That cover would make a great jumping-off point for a discussion of style versus substance, only there's no substance in this equation. Sub Pop would have it that these guys blend "glam, Goth, punk, metal and psychedelic influences," but the disc sounds more like one of those "Alternative Samplers" Taco Bell used to slap together to draw the kiddie crowd into its evil Pepsico empire. Not to say that Plexi can't handle the diversity -- anyone with a gift for mimicry can do that, and Plexi gets some tough sounds out of its power-trio lineup. You may even find yourself pounding or humming along to some of the better executed of these second-generation audio Xeroxes. But you'll search in vain, as the boys on the cover seem to be doing, for any sign of a distinct personality, or any particular point of view other than, "Look! We can do this too!"
Wait. I'm being too harsh.
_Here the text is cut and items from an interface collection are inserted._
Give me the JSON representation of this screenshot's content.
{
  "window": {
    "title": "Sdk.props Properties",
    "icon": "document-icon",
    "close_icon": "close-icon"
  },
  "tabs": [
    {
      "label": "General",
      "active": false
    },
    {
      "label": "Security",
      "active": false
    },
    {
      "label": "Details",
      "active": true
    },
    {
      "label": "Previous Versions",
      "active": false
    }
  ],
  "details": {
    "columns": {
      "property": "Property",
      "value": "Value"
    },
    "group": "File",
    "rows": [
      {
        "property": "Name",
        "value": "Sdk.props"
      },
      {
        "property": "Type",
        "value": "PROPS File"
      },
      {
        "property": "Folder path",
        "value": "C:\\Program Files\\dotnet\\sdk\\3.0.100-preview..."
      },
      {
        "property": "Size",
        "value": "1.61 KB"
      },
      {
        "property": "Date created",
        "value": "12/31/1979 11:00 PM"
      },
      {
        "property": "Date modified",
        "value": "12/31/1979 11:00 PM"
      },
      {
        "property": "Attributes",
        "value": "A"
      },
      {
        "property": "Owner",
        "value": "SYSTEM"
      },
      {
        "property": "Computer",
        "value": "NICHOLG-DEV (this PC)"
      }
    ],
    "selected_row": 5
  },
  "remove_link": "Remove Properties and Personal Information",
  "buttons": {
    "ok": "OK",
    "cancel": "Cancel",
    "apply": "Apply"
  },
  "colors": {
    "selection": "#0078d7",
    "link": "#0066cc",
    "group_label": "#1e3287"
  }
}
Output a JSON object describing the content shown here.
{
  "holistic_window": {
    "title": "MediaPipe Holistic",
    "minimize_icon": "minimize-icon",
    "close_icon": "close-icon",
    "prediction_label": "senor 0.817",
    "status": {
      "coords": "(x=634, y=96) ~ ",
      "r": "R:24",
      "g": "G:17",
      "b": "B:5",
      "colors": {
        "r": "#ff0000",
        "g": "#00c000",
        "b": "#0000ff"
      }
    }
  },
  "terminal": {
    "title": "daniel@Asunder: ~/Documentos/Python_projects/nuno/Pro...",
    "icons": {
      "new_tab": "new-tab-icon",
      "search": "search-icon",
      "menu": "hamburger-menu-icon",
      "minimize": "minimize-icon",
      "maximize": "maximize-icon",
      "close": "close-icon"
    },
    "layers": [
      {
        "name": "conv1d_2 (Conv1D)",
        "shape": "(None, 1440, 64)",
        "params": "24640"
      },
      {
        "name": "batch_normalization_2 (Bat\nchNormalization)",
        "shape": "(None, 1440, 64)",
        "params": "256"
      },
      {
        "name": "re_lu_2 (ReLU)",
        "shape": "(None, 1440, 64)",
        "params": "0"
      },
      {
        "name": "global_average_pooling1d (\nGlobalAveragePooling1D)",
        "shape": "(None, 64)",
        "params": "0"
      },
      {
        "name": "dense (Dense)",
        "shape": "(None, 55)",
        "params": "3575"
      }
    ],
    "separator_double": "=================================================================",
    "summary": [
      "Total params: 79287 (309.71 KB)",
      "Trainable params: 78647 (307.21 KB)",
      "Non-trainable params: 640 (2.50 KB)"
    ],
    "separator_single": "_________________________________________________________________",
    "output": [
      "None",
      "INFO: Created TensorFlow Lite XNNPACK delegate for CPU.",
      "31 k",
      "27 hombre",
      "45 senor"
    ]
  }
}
There is one memorable moment, wherein Plexi builds their musings around the line, "And I wonder what it's like to die." Hey, can someone help these guys out? (**)
-- Brad Tyer
CDs are rated on a one to five star scale.